Concurrently with working for ‘Redbook’, she continued with her social activities, being acutely aware about the condition of black women in a big city like New York. Eventually, she started an organization called ‘Black Women in Publishing’.
In 1979, she wrote a 5000-word article in ‘Essence’, a monthly lifestyle magazine with African-American women as its target. Entitled, ‘I Am a Lesbian’, it tried to dispel the myth that there was no gay in Black community and also to assure Black lesbians that they were not alone.
While writing articles, she also continued to write poetry, trying to bring about a social change through them.
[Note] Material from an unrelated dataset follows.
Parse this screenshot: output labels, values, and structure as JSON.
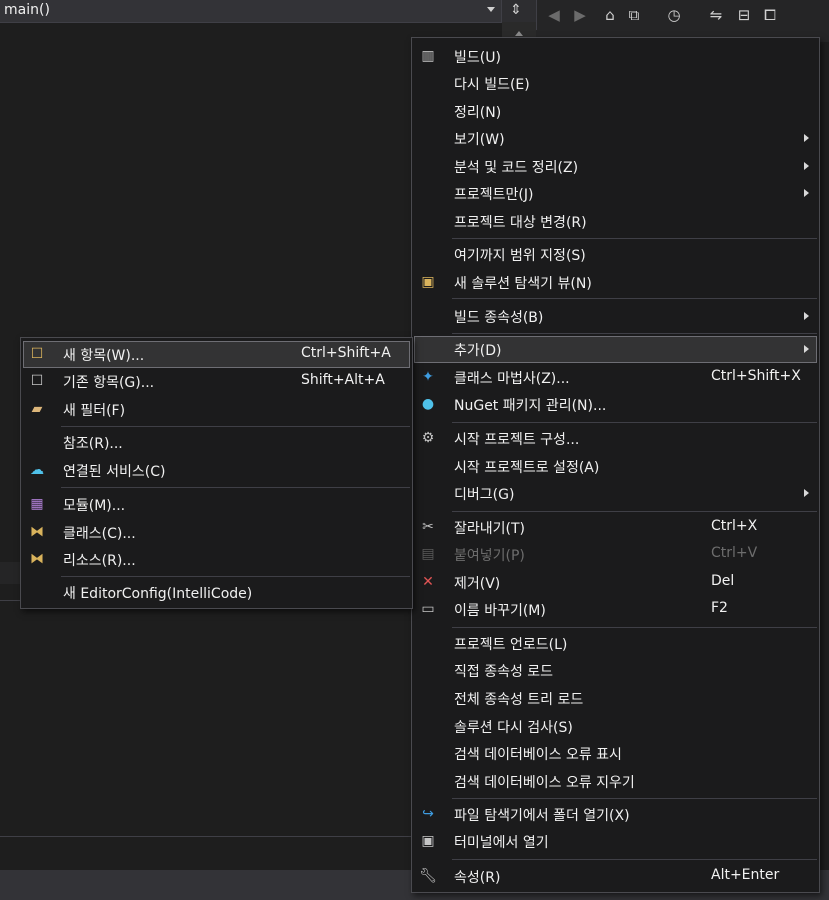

Some of these were later published in 'Home Girls: A Black Feminist Anthology' (1983). But very soon, she realized that publishing was not her cup of tea.
In early 1990s, she found a job with the New York City government’s press office, eventually being appointed a speechwriter for Mayor David Dinkins, serving in this capacity possibly till December 1993. Thereafter from 1994, she served Carl McCall, the New York State Comptroller, as his speech writer.
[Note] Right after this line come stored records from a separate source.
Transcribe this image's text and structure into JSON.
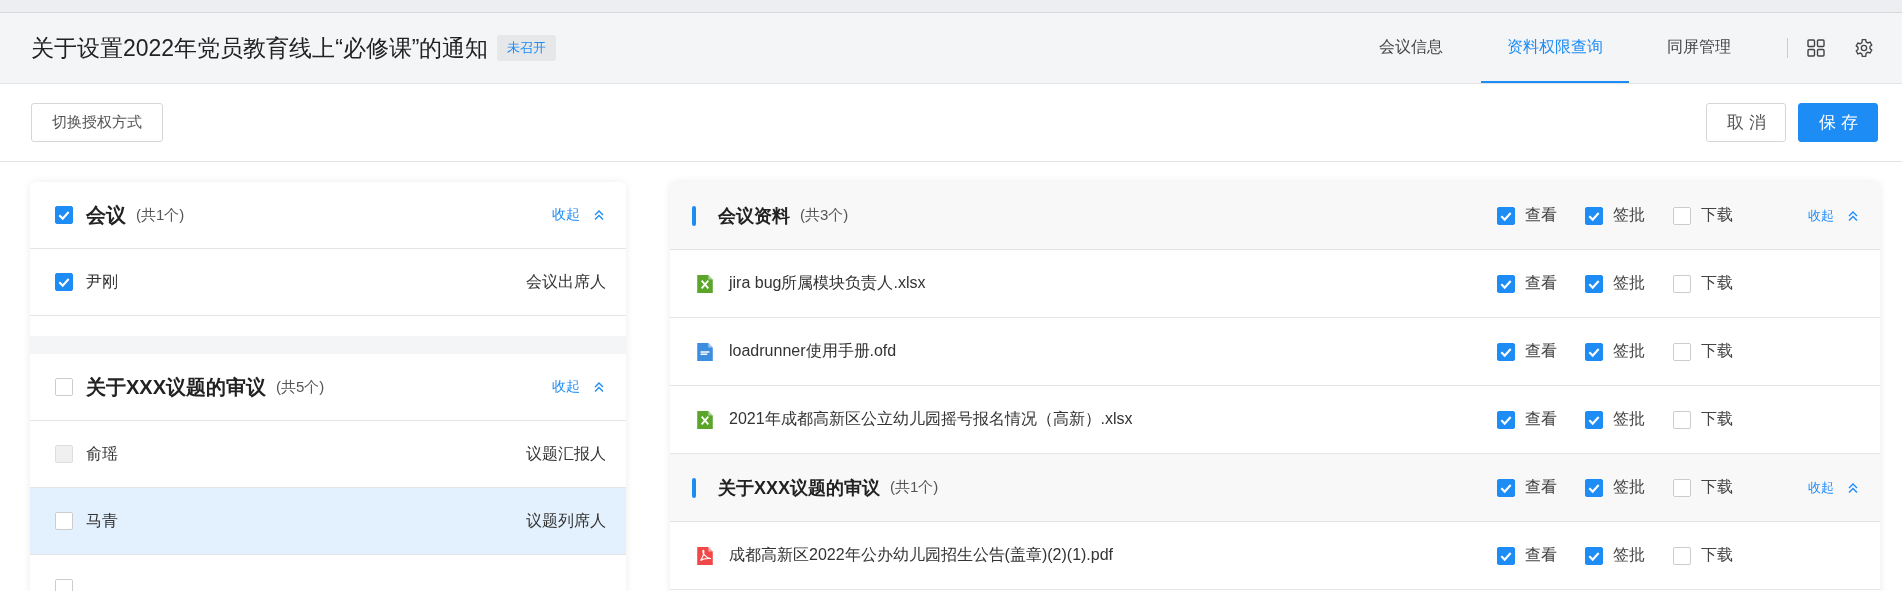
{
  "header": {
    "title": "关于设置2022年党员教育线上“必修课”的通知",
    "status": "未召开",
    "tabs": [
      {
        "label": "会议信息",
        "selected": false
      },
      {
        "label": "资料权限查询",
        "selected": true
      },
      {
        "label": "同屏管理",
        "selected": false
      }
    ]
  },
  "toolbar": {
    "switch_button": "切换授权方式",
    "cancel_button": "取消",
    "save_button": "保存"
  },
  "participants": [
    {
      "title": "会议",
      "count": "(共1个)",
      "checked": true,
      "collapse": "收起",
      "members": [
        {
          "name": "尹刚",
          "role": "会议出席人",
          "checked": true,
          "disabled": false,
          "selected": false
        }
      ]
    },
    {
      "title": "关于XXX议题的审议",
      "count": "(共5个)",
      "checked": false,
      "collapse": "收起",
      "members": [
        {
          "name": "俞瑶",
          "role": "议题汇报人",
          "checked": false,
          "disabled": true,
          "selected": false
        },
        {
          "name": "马青",
          "role": "议题列席人",
          "checked": false,
          "disabled": false,
          "selected": true
        },
        {
          "checked": false,
          "disabled": false,
          "selected": false
        }
      ]
    }
  ],
  "materials": [
    {
      "title": "会议资料",
      "count": "(共3个)",
      "collapse": "收起",
      "permissions": [
        {
          "label": "查看",
          "checked": true
        },
        {
          "label": "签批",
          "checked": true
        },
        {
          "label": "下载",
          "checked": false
        }
      ],
      "files": [
        {
          "name": "jira bug所属模块负责人.xlsx",
          "kind": "xlsx",
          "permissions": [
            {
              "label": "查看",
              "checked": true
            },
            {
              "label": "签批",
              "checked": true
            },
            {
              "label": "下载",
              "checked": false
            }
          ]
        },
        {
          "name": "loadrunner使用手册.ofd",
          "kind": "ofd",
          "permissions": [
            {
              "label": "查看",
              "checked": true
            },
            {
              "label": "签批",
              "checked": true
            },
            {
              "label": "下载",
              "checked": false
            }
          ]
        },
        {
          "name": "2021年成都高新区公立幼儿园摇号报名情况（高新）.xlsx",
          "kind": "xlsx",
          "permissions": [
            {
              "label": "查看",
              "checked": true
            },
            {
              "label": "签批",
              "checked": true
            },
            {
              "label": "下载",
              "checked": false
            }
          ]
        }
      ]
    },
    {
      "title": "关于XXX议题的审议",
      "count": "(共1个)",
      "collapse": "收起",
      "permissions": [
        {
          "label": "查看",
          "checked": true
        },
        {
          "label": "签批",
          "checked": true
        },
        {
          "label": "下载",
          "checked": false
        }
      ],
      "files": [
        {
          "name": "成都高新区2022年公办幼儿园招生公告(盖章)(2)(1).pdf",
          "kind": "pdf",
          "permissions": [
            {
              "label": "查看",
              "checked": true
            },
            {
              "label": "签批",
              "checked": true
            },
            {
              "label": "下载",
              "checked": false
            }
          ]
        }
      ]
    }
  ]
}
During the tenure of President Clinton, she worked for the New York Foreign Press Center as a public affairs specialist. Thereafter, she served Bill Thompson, New York City Comptroller, possibly from 2002 to 2004.
In 2004, she left Thompson’s service to join Maimonides Medical Center, where she served possibly till 2009, trying to promote a culturally sensitive environment and make it attractive to a wider clientele. Thereafter, she worked briefly for the public relation department of the City Group, but could not fit in.
As First Lady of New York City
On January 27, 2013, as her husband, Bill de Blasio, announced his candidacy for Mayor of New York City, Chirlane McCray took up a new role, accompanying him on his campaign. She also edited his speeches and helped in interviewing staffs.
In January 1, 2014, de Blasio was sworn in as the Mayor and with that McCray became the First Lady of New York City. She now had her own staff and a larger role to play.
In February, 2014, she was named as the chairperson of the Mayor’s Fund to Advance New York City. Immediately, she began to work mainly on three issues, the chief among them being mental health. The other two are immigration and youth work force.
On November 23, 2015, McCray launched ‘ThriveNYC’, a $1.2 billion dollar initiative, with the aim of improving the city’s mental health and substance abuse services. A year later, she announced the formation of the ‘Cities Thrive Coalition’ with aim of launching a more consolidated nationwide mental health system.
By 2017, the movement she started expanded to 200 cities. Not one to sit still, she continues to work on the project, lobbying with Congressional lawmaker, arranging for more funds, gathering signature, lecturing at seminars, thereby trying to change people’s attitude towards mental health.
Family & Personal Life
Early in her youth, Chirlane McCray identified herself as a lesbian and continued to do so till 1991 when she met her future husband, Bill de Blasio, at that time working as an aide to David Dinkins. They got married in 1994. De Blasio is an Italian-American.
The couple has two children, a son called Dante and daughter called Chiara. In 2013, Chiara suffered from depression and drug use, which has since been addressed.